CHARLOTTE — Mecklenburg health officials for the first time on Friday released ZIP code data showing vaccination rates for the county’s most vulnerable residents lag far behind people in affluent areas in Charlotte.
The patchwork of ZIP codes, showing data of residents at least partially vaccinated from December through April 14, once again sharply underscores the pandemic’s disproportionate toll on Black and brown communities. It also suggests Mecklenburg is months away from gaining herd immunity and stunting the spread of more coronavirus cases.
The data captured only the first week when all North Carolina adults were eligible to be vaccinated. State public health data shows that 357,433 Mecklenburg residents had received at least one shot as of April 14. But as of late Thursday, that number had climbed to 444,123 or 40% of the county’s population.
Marginalized communities in Mecklenburg’s crescent have some of the lowest rates of vaccinations, while those in the wedge — a collection of affluent neighborhoods in south Charlotte — have some of the highest. The average vaccination rate across all ZIP codes was 43%, according to an Observer analysis.

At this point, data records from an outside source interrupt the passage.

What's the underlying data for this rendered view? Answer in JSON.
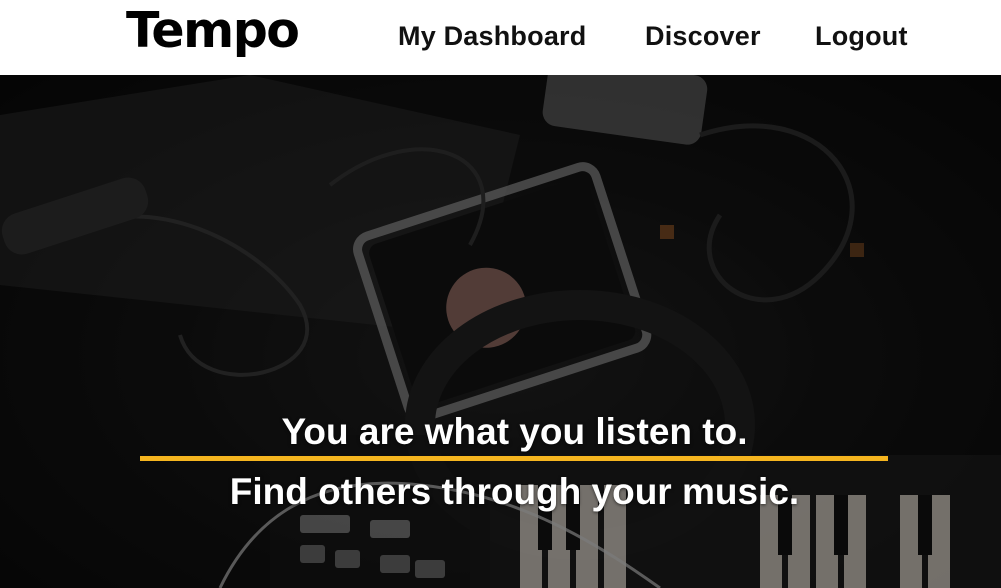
{
  "app": {
    "logo": "Tempo"
  },
  "nav": {
    "links": [
      {
        "label": "My Dashboard"
      },
      {
        "label": "Discover"
      },
      {
        "label": "Logout"
      }
    ]
  },
  "hero": {
    "headline": "You are what you listen to.",
    "subheadline": "Find others through your music.",
    "accent_color": "#f5b51f"
  }
}
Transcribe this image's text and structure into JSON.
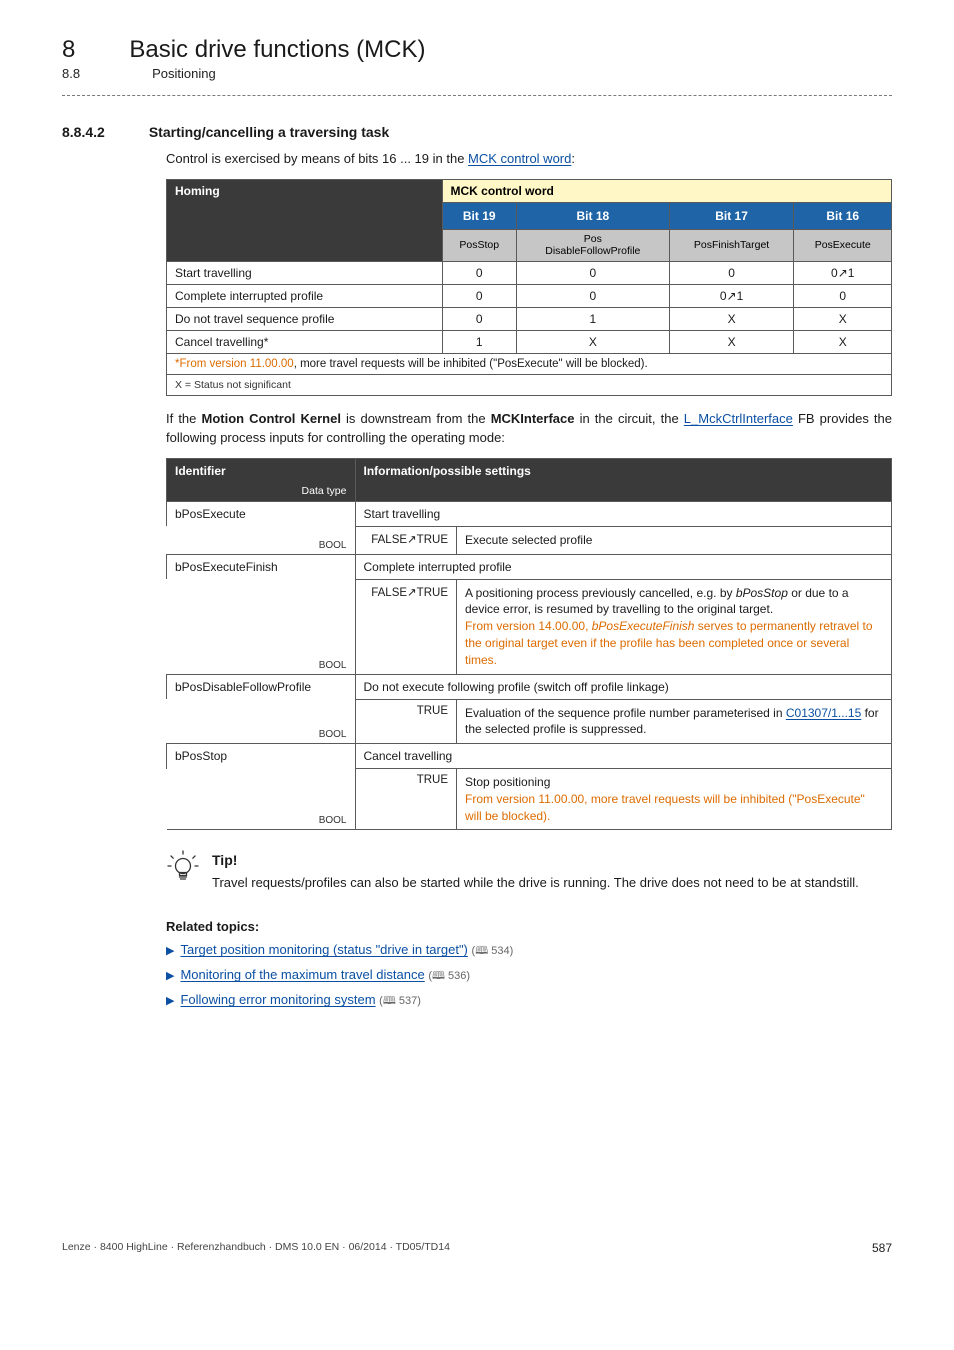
{
  "header": {
    "chapter_num": "8",
    "chapter_title": "Basic drive functions (MCK)",
    "sub_num": "8.8",
    "sub_title": "Positioning"
  },
  "section": {
    "num": "8.8.4.2",
    "title": "Starting/cancelling a traversing task"
  },
  "intro": {
    "prefix": "Control is exercised by means of bits 16 ... 19 in the ",
    "link": "MCK control word",
    "suffix": ":"
  },
  "table1": {
    "hdr_left": "Homing",
    "hdr_right": "MCK control word",
    "bits": [
      "Bit 19",
      "Bit 18",
      "Bit 17",
      "Bit 16"
    ],
    "bitdesc": [
      "PosStop",
      "Pos\nDisableFollowProfile",
      "PosFinishTarget",
      "PosExecute"
    ],
    "rows": [
      {
        "name": "Start travelling",
        "c": [
          "0",
          "0",
          "0",
          "0↗1"
        ]
      },
      {
        "name": "Complete interrupted profile",
        "c": [
          "0",
          "0",
          "0↗1",
          "0"
        ]
      },
      {
        "name": "Do not travel sequence profile",
        "c": [
          "0",
          "1",
          "X",
          "X"
        ]
      },
      {
        "name": "Cancel travelling*",
        "c": [
          "1",
          "X",
          "X",
          "X"
        ]
      }
    ],
    "note_star": "*",
    "note_prefix": "From version 11.00.00",
    "note_suffix": ", more travel requests will be inhibited (\"PosExecute\" will be blocked).",
    "legend": "X = Status not significant"
  },
  "para2": {
    "p1": "If the ",
    "b1": "Motion Control Kernel",
    "p2": " is downstream from the ",
    "b2": "MCKInterface",
    "p3": " in the circuit, the ",
    "link": "L_MckCtrlInterface",
    "p4": " FB provides the following process inputs for controlling the operating mode:"
  },
  "table2": {
    "hdr_ident": "Identifier",
    "hdr_dtype": "Data type",
    "hdr_info": "Information/possible settings",
    "rows": [
      {
        "ident": "bPosExecute",
        "dtype": "BOOL",
        "info_top": "Start travelling",
        "sub": [
          {
            "key": "FALSE↗TRUE",
            "val_plain": "Execute selected profile"
          }
        ]
      },
      {
        "ident": "bPosExecuteFinish",
        "dtype": "BOOL",
        "info_top": "Complete interrupted profile",
        "sub": [
          {
            "key": "FALSE↗TRUE",
            "val_line1": "A positioning process previously cancelled, e.g. by ",
            "val_ital1": "bPosStop",
            "val_line1b": " or due to a device error, is resumed by travelling to the original target.",
            "val_orange_pre": "From version 14.00.00",
            "val_orange_mid": ", ",
            "val_ital2": "bPosExecuteFinish",
            "val_orange_post": " serves to permanently retravel to the original target even if the profile has been completed once or several times."
          }
        ]
      },
      {
        "ident": "bPosDisableFollowProfile",
        "dtype": "BOOL",
        "info_top": "Do not execute following profile (switch off profile linkage)",
        "sub": [
          {
            "key": "TRUE",
            "val_line1": "Evaluation of the sequence profile number parameterised in ",
            "val_link": "C01307/1...15",
            "val_line1b": " for the selected profile is suppressed."
          }
        ]
      },
      {
        "ident": "bPosStop",
        "dtype": "BOOL",
        "info_top": "Cancel travelling",
        "sub": [
          {
            "key": "TRUE",
            "val_line1": "Stop positioning",
            "val_orange_pre": "From version 11.00.00",
            "val_orange_post": ", more travel requests will be inhibited (\"PosExecute\" will be blocked)."
          }
        ]
      }
    ]
  },
  "tip": {
    "heading": "Tip!",
    "text": "Travel requests/profiles can also be started while the drive is running. The drive does not need to be at standstill."
  },
  "related": {
    "heading": "Related topics:",
    "items": [
      {
        "text": "Target position monitoring (status \"drive in target\")",
        "page": "534"
      },
      {
        "text": "Monitoring of the maximum travel distance",
        "page": "536"
      },
      {
        "text": "Following error monitoring system",
        "page": "537"
      }
    ]
  },
  "footer": {
    "left": "Lenze · 8400 HighLine · Referenzhandbuch · DMS 10.0 EN · 06/2014 · TD05/TD14",
    "page": "587"
  }
}
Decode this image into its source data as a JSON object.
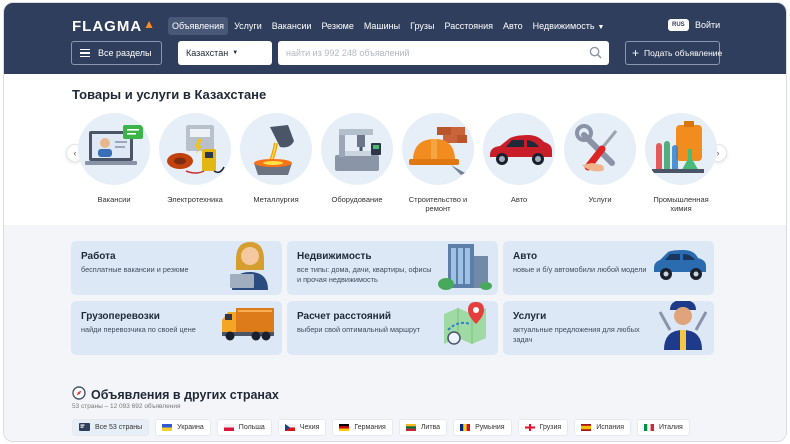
{
  "header": {
    "logo_text": "FLAGMA",
    "nav": [
      {
        "label": "Объявления",
        "active": true
      },
      {
        "label": "Услуги"
      },
      {
        "label": "Вакансии"
      },
      {
        "label": "Резюме"
      },
      {
        "label": "Машины"
      },
      {
        "label": "Грузы"
      },
      {
        "label": "Расстояния"
      },
      {
        "label": "Авто"
      },
      {
        "label": "Недвижимость"
      }
    ],
    "lang": "RUS",
    "login": "Войти",
    "all_sections": "Все разделы",
    "region": "Казахстан",
    "search_placeholder": "найти из 992 248 объявлений",
    "post_ad": "Подать объявление"
  },
  "categories": {
    "title": "Товары и услуги в Казахстане",
    "items": [
      {
        "label": "Вакансии",
        "icon": "laptop-person-icon"
      },
      {
        "label": "Электротехника",
        "icon": "electrical-meter-icon"
      },
      {
        "label": "Металлургия",
        "icon": "molten-metal-icon"
      },
      {
        "label": "Оборудование",
        "icon": "cnc-machine-icon"
      },
      {
        "label": "Строительство и ремонт",
        "icon": "hardhat-bricks-icon"
      },
      {
        "label": "Авто",
        "icon": "red-car-icon"
      },
      {
        "label": "Услуги",
        "icon": "wrench-screwdriver-icon"
      },
      {
        "label": "Промышленная химия",
        "icon": "chemistry-flasks-icon"
      }
    ]
  },
  "services": [
    {
      "title": "Работа",
      "subtitle": "бесплатные вакансии и резюме",
      "icon": "woman-laptop-icon"
    },
    {
      "title": "Недвижимость",
      "subtitle": "все типы: дома, дачи, квартиры, офисы и прочая недвижимость",
      "icon": "building-icon"
    },
    {
      "title": "Авто",
      "subtitle": "новые и б/у автомобили любой модели",
      "icon": "suv-icon"
    },
    {
      "title": "Грузоперевозки",
      "subtitle": "найди перевозчика по своей цене",
      "icon": "truck-icon"
    },
    {
      "title": "Расчет расстояний",
      "subtitle": "выбери свой оптимальный маршрут",
      "icon": "map-pin-icon"
    },
    {
      "title": "Услуги",
      "subtitle": "актуальные предложения для любых задач",
      "icon": "mechanic-icon"
    }
  ],
  "countries": {
    "title": "Объявления в других странах",
    "subtitle": "53 страны – 12 093 692 объявления",
    "chips": [
      {
        "label": "Все 53 страны"
      },
      {
        "label": "Украина",
        "colors": [
          "#2d5bd7",
          "#f5cf2e"
        ]
      },
      {
        "label": "Польша",
        "colors": [
          "#ffffff",
          "#dc143c"
        ]
      },
      {
        "label": "Чехия",
        "colors": [
          "#ffffff",
          "#d7141a",
          "#11457e"
        ]
      },
      {
        "label": "Германия",
        "colors": [
          "#000000",
          "#dd0000",
          "#ffce00"
        ]
      },
      {
        "label": "Литва",
        "colors": [
          "#fdb913",
          "#006a44",
          "#c1272d"
        ]
      },
      {
        "label": "Румыния",
        "colors": [
          "#002b7f",
          "#fcd116",
          "#ce1126"
        ]
      },
      {
        "label": "Грузия",
        "colors": [
          "#ffffff",
          "#e8112d"
        ]
      },
      {
        "label": "Испания",
        "colors": [
          "#aa151b",
          "#f1bf00"
        ]
      },
      {
        "label": "Италия",
        "colors": [
          "#009246",
          "#ffffff",
          "#ce2b37"
        ]
      }
    ]
  },
  "colors": {
    "header_bg": "#2f3e5c",
    "accent": "#ff8a1e",
    "card_bg": "#dde8f7"
  }
}
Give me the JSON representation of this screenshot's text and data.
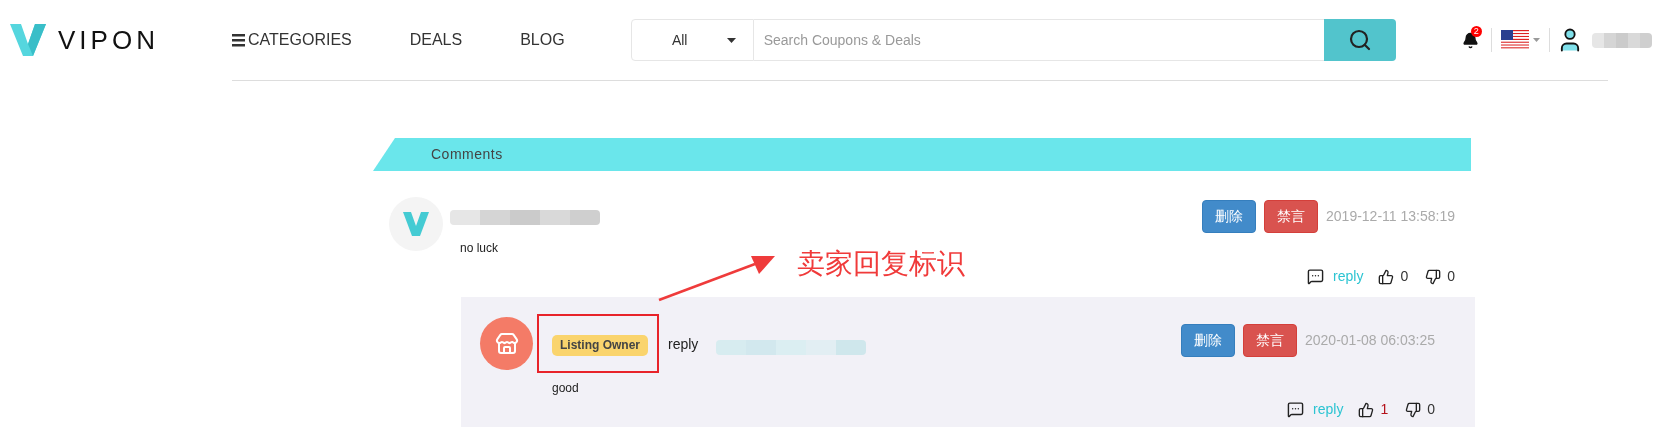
{
  "logo": {
    "text": "VIPON"
  },
  "nav": [
    {
      "label": "CATEGORIES",
      "kind": "menu"
    },
    {
      "label": "DEALS",
      "kind": "link"
    },
    {
      "label": "BLOG",
      "kind": "link"
    }
  ],
  "search": {
    "category": "All",
    "placeholder": "Search Coupons & Deals"
  },
  "notifications": {
    "count": "2"
  },
  "section": {
    "title": "Comments"
  },
  "comments": [
    {
      "avatar": {
        "kind": "logo"
      },
      "text": "no luck",
      "buttons": [
        {
          "label": "删除",
          "kind": "delete"
        },
        {
          "label": "禁言",
          "kind": "ban"
        }
      ],
      "date": "2019-12-11 13:58:19",
      "reply_label": "reply",
      "likes": "0",
      "liked": false,
      "dislikes": "0",
      "replies": [
        {
          "avatar": {
            "kind": "store"
          },
          "badge": "Listing Owner",
          "verb": "reply",
          "text": "good",
          "buttons": [
            {
              "label": "删除",
              "kind": "delete"
            },
            {
              "label": "禁言",
              "kind": "ban"
            }
          ],
          "date": "2020-01-08 06:03:25",
          "reply_label": "reply",
          "likes": "1",
          "liked": true,
          "dislikes": "0"
        }
      ]
    }
  ],
  "annotation": {
    "text": "卖家回复标识"
  }
}
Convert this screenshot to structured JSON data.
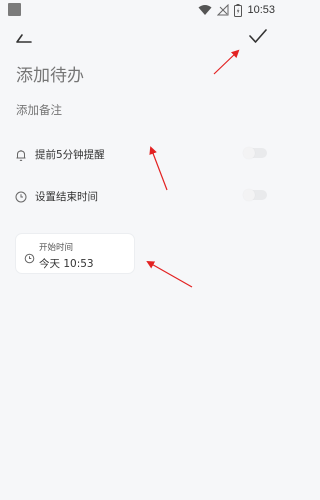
{
  "status_bar": {
    "time": "10:53"
  },
  "app_bar": {
    "back_icon": "back-icon",
    "confirm_icon": "check-icon"
  },
  "todo": {
    "title_placeholder": "添加待办",
    "note_placeholder": "添加备注"
  },
  "settings": [
    {
      "icon": "bell-icon",
      "label": "提前5分钟提醒",
      "enabled": false
    },
    {
      "icon": "clock-icon",
      "label": "设置结束时间",
      "enabled": false
    }
  ],
  "start_time": {
    "caption": "开始时间",
    "value": "今天 10:53"
  },
  "colors": {
    "background": "#f6f7f9",
    "annotation_arrow": "#e32222"
  }
}
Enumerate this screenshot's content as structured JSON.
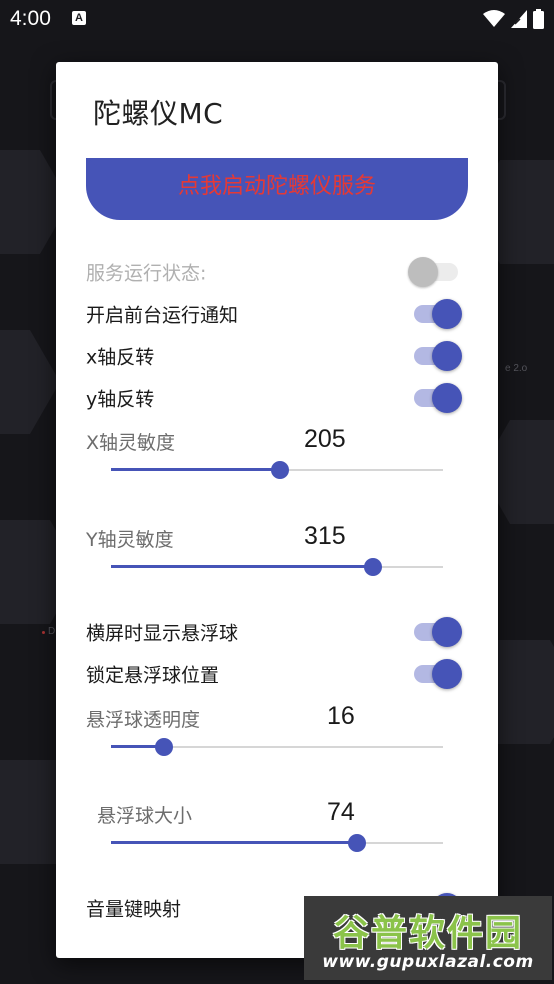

Dr. Meg Sullivan, the county’s medical director, on Thursday said Mecklenburg is relying on its equity plan to ensure all residents have easy and convenient access to the vaccines.
The county has also allocated doses to smaller community partners, including Black-owned Premier Pharmacy, to overcome trust and vaccine hesitancy issues.
Black people make up 21.3% of the total population with at least one dose of the COVID-19 vaccine, according to Mecklenburg County, while they make up 33.9% of the county’s population. White people make up 58.8% of the total county population with at least one dose of the vaccine and 58.5% of the population, according to Mecklenburg.
Charlotte-Mecklenburg NAACP President Corine Mack said it’s not surprising to hear that marginalized communities in Charlotte have been underrepresented in vaccination efforts.
But it is “disturbing,” she said, especially “in a city that has predominantly people of color in leadership.”
“We must stop hurting Black people,” Mack said. “We must stop allowing Black people to be harmed. We must understand that we have a responsibility in this city to be intentional to turn things around.”
ZIP code 28212, in east Charlotte, ranks at the bottom of vaccinations, notching only 20% of residents immunized. Black people make up 43.2% of residents in that ZIP code, according to an Observer analysis.
Meanwhile, the largely white ZIP code 28207, along Queens and Providence roads, had the best vaccination rate at 71%. White people make up 93.9% of residents in that ZIP code, according to an Observer analysis.
And that ZIP code has the lowest concentration of Black residents in Mecklenburg County. Black people make up just 3.4% of residents in 28207.
North Mecklenburg towns also have a large percentage of residents partially vaccinated. That includes in ZIP code 28031 in Cornelius, where 84.5% of residents are white, and in ZIP code 28036 in Davidson, where 89.9% of residents are white, according to an Observer analysis.
The vaccination rates , which county officials obtained from the North Carolina Department of Health and Human Services, reflect vaccines administered by N.C. providers, as well as pharmacies like CVS and Walgreens. The data also incorporates immunizations in nursing homes and other long-term care facilities.
Public Health Director Gibbie Harris told reporters late last week that Mecklenburg is “just now starting to get good solid data ... that allows us to really understand what’s happening on the ground.”
“What we’re seeing is pretty much what we expected,” Harris said. “It just reinforces that fact that we’ve got certain populations that are underrepresented in the vaccines that have been given up to this date. We need to continue to focus on that and making sure that we’re making those vaccines available in those areas.”
The areas in Charlotte reporting the lowest rates of vaccination are also the areas most impacted by the pandemic, experiencing higher COVID-19 case rates throughout the year, health officials indicated.
Mecklenburg County Public Health along with hospital systems Novant Health and Atrium Health have launched pop-up efforts aimed at increasing vaccination rates in marginalized communities. But the data released Friday shows marginalized communities are still under-vaccinated.
“When we hold vaccination clinics in predominantly Black and brown communities, white folks are going to those areas and getting vaccinated,” Mack said.